#### Exercise brief
In the data that follows, find each line containing "POST" and copy it.

(Records from a collection)
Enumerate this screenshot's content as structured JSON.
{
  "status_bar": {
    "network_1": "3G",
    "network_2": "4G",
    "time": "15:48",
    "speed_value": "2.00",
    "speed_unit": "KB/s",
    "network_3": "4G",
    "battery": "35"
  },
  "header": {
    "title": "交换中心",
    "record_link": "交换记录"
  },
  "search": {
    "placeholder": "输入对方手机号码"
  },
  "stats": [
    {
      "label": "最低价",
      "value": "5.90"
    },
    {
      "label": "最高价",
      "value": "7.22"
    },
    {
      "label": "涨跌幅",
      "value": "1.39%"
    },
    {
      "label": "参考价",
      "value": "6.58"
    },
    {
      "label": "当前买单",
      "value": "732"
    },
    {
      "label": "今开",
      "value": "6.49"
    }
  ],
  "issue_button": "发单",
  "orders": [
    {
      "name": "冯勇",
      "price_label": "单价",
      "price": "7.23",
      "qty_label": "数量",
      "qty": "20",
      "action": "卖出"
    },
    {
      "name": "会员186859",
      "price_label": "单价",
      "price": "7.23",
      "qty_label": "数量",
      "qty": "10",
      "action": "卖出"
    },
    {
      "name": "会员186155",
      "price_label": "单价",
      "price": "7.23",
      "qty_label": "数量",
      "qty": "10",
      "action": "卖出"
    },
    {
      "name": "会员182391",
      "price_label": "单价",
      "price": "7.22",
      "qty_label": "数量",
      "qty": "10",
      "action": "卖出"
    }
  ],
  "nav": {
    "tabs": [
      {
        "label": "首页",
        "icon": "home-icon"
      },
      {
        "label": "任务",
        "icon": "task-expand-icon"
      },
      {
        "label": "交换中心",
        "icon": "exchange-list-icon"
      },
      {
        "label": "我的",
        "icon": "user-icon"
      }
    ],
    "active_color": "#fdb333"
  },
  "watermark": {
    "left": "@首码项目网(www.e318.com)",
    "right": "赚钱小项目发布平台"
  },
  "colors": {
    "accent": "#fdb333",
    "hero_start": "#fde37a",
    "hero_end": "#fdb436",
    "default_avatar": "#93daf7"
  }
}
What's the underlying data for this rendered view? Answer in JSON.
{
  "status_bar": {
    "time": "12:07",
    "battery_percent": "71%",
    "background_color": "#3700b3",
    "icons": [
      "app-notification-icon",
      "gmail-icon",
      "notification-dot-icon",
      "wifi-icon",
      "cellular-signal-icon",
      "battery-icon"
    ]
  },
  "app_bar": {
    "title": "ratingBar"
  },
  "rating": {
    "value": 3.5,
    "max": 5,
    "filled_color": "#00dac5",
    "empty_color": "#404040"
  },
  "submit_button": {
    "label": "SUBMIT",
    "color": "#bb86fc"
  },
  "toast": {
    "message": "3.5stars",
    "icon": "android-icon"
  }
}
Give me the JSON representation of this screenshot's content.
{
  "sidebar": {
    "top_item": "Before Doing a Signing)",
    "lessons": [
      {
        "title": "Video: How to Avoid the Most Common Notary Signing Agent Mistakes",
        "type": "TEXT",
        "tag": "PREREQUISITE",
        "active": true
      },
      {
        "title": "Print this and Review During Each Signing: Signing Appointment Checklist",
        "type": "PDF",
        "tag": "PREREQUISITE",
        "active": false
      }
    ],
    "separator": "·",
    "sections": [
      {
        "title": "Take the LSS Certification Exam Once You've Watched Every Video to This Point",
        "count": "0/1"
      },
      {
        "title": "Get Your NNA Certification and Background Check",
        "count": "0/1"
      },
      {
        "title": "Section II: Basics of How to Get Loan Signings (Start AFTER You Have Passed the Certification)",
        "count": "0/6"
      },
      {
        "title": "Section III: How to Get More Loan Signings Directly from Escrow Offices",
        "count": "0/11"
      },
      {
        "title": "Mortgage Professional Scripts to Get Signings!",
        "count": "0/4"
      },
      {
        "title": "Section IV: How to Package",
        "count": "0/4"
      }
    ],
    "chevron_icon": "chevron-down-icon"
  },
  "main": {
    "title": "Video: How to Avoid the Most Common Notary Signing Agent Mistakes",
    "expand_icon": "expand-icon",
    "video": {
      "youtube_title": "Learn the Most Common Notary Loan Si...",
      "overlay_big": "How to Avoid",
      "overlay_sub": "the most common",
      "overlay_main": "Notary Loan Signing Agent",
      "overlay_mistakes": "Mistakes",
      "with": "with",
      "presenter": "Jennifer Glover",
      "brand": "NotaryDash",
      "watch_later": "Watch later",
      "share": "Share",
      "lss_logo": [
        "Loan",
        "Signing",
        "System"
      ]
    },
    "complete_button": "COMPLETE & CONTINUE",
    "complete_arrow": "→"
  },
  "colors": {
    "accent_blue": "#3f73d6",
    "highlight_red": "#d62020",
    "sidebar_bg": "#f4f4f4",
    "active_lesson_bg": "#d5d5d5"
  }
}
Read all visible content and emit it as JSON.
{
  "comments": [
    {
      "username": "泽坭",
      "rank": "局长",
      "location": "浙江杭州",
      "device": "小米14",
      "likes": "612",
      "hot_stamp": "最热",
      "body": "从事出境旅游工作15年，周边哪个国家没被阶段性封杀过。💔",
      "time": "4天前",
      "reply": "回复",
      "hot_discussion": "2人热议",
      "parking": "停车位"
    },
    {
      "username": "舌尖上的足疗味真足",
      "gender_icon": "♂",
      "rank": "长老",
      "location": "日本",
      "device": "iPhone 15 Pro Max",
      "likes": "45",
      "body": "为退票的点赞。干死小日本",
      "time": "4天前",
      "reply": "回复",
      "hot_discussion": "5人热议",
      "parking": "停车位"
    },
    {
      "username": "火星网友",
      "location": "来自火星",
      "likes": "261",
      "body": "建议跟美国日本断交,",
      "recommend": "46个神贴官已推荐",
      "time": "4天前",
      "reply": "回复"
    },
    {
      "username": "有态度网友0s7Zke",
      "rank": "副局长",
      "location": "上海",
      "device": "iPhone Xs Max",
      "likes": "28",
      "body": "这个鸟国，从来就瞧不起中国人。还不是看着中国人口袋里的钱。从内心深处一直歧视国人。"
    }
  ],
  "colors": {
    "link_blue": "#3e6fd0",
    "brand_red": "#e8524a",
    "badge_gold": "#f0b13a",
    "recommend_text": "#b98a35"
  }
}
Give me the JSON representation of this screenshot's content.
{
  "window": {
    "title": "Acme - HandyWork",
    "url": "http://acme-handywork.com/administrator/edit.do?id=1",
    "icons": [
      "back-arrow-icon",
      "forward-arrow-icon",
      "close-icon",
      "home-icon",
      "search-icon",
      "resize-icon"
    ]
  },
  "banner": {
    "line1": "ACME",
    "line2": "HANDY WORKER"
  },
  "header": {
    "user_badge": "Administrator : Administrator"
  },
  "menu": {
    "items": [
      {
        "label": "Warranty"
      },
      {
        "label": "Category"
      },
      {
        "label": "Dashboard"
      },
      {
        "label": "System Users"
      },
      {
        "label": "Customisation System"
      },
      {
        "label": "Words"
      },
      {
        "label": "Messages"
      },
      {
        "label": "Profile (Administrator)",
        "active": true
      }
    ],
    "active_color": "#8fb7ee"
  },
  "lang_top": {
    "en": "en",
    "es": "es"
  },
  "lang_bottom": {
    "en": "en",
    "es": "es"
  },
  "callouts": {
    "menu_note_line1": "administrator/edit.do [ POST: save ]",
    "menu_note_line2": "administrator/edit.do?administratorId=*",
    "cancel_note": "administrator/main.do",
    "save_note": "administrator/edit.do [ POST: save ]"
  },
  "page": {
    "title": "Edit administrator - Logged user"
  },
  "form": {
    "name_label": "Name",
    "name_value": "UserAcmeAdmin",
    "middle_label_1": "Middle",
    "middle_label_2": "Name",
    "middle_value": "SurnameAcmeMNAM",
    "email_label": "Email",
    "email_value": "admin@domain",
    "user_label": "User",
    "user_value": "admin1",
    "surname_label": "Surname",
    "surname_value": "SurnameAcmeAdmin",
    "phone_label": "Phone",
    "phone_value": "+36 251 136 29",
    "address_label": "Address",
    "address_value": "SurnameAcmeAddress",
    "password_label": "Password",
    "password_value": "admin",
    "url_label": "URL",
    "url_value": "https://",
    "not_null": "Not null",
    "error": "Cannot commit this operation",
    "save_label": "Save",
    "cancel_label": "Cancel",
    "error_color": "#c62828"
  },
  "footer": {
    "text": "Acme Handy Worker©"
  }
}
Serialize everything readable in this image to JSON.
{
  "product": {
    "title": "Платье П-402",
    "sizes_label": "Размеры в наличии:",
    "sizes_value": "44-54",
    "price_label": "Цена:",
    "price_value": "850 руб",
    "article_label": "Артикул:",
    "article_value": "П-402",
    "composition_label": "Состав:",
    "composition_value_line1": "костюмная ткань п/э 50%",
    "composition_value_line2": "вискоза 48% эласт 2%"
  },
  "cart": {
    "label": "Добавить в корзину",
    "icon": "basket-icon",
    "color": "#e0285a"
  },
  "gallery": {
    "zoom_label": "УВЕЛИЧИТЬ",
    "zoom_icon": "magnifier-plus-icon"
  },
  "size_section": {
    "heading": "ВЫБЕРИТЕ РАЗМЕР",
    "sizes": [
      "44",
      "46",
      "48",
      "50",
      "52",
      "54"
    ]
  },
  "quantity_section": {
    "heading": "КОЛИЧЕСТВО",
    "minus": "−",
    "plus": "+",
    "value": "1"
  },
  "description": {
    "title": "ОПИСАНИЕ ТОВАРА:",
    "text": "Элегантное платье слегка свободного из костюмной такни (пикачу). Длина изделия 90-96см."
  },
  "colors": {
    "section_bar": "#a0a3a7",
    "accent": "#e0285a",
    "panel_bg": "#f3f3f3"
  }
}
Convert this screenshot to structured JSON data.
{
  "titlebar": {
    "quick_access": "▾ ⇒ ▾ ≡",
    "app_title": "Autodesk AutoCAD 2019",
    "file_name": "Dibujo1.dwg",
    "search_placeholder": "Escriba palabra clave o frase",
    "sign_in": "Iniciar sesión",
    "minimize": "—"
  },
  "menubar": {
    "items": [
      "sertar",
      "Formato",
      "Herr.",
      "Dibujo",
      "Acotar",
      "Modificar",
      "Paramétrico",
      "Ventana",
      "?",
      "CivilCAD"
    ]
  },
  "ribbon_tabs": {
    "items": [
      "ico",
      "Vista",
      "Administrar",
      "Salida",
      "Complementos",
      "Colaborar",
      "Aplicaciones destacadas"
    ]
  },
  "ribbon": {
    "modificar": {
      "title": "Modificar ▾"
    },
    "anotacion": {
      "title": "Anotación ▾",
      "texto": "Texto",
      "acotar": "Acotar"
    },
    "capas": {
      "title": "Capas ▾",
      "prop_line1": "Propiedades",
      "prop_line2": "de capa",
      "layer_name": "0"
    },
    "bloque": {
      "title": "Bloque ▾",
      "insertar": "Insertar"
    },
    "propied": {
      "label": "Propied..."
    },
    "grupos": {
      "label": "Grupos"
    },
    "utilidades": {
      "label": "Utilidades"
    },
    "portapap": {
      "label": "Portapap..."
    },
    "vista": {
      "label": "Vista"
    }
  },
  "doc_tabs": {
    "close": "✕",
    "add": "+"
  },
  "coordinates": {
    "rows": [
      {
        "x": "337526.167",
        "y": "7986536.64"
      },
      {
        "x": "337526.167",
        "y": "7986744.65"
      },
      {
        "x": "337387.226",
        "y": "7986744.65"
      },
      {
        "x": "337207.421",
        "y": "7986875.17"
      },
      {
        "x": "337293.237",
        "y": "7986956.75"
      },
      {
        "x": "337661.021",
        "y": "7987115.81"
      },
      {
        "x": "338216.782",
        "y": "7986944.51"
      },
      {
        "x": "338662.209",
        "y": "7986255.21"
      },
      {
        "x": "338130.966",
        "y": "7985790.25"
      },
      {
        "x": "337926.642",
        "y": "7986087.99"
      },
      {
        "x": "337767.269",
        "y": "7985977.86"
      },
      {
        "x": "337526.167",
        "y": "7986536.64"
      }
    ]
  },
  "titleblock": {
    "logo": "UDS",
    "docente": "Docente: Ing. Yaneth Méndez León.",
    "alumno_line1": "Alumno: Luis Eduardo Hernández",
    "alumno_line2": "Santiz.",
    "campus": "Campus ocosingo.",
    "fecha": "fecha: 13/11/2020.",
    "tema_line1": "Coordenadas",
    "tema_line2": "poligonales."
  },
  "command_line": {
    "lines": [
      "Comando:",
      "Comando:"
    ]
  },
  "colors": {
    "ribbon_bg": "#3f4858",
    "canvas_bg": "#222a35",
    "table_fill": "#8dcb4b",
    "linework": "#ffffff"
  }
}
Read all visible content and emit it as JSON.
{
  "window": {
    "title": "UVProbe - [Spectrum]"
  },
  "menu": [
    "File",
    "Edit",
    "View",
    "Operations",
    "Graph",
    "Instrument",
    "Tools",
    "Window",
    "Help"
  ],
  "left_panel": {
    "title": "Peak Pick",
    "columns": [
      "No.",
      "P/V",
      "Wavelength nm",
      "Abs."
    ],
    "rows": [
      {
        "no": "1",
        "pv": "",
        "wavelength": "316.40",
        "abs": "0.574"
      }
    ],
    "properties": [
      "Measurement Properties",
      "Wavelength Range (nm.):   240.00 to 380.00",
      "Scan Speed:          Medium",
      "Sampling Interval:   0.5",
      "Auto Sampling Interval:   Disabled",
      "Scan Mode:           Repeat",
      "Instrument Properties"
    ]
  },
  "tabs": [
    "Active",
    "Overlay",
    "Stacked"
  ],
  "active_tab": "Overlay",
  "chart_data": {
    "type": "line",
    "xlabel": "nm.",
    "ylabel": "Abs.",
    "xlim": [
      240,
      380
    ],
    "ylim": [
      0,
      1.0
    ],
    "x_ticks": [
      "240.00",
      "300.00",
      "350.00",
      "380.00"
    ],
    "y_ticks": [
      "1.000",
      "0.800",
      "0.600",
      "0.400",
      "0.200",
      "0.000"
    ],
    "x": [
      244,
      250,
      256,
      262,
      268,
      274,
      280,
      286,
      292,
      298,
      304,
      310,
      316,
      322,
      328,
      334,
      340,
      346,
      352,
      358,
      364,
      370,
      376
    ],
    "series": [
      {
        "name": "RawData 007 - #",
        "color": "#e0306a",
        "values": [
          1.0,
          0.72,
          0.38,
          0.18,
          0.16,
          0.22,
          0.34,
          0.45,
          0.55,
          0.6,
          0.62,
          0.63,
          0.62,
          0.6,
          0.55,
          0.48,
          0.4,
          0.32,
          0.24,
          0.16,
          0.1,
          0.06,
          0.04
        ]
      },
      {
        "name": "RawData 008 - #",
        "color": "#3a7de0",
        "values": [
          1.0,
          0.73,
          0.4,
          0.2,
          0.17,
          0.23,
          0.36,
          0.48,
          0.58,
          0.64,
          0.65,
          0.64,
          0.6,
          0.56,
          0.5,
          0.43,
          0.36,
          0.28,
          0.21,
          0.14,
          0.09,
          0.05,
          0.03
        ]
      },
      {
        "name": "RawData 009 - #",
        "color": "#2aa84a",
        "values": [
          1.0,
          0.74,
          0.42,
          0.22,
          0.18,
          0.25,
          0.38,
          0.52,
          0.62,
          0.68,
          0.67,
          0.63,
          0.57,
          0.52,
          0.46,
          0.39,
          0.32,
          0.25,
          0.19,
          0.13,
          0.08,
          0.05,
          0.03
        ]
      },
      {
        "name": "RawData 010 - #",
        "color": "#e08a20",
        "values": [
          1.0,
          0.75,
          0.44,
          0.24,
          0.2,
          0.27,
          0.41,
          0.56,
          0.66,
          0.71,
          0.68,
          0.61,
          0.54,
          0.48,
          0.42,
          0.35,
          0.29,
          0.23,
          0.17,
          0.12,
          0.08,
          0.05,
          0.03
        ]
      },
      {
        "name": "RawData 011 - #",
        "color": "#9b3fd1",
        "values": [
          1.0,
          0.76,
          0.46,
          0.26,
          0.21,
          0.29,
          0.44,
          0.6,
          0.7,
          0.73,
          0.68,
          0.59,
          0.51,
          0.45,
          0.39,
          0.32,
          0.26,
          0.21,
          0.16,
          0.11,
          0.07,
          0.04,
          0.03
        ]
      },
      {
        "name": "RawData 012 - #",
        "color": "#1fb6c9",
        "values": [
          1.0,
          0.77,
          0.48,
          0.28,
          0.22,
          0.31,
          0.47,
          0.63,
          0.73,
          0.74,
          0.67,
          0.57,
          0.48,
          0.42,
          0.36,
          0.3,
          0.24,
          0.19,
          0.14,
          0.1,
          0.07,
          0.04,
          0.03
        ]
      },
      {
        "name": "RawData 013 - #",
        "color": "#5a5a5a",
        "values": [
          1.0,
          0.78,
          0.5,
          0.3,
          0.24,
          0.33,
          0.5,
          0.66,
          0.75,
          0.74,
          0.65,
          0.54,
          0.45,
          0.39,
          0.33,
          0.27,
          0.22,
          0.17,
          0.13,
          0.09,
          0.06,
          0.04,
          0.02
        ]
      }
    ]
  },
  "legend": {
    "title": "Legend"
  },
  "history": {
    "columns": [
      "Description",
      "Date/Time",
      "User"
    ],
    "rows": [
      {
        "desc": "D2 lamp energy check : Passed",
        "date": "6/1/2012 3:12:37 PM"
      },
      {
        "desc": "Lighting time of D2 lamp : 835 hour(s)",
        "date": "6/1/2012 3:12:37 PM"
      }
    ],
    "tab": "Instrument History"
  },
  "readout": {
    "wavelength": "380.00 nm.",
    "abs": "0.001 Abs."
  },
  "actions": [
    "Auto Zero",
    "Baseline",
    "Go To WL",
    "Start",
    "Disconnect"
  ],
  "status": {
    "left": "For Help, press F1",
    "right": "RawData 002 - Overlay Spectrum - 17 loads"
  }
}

#### Finished exercise
    "menu_note_line1": "administrator/edit.do [ POST: save ]",
    "save_note": "administrator/edit.do [ POST: save ]"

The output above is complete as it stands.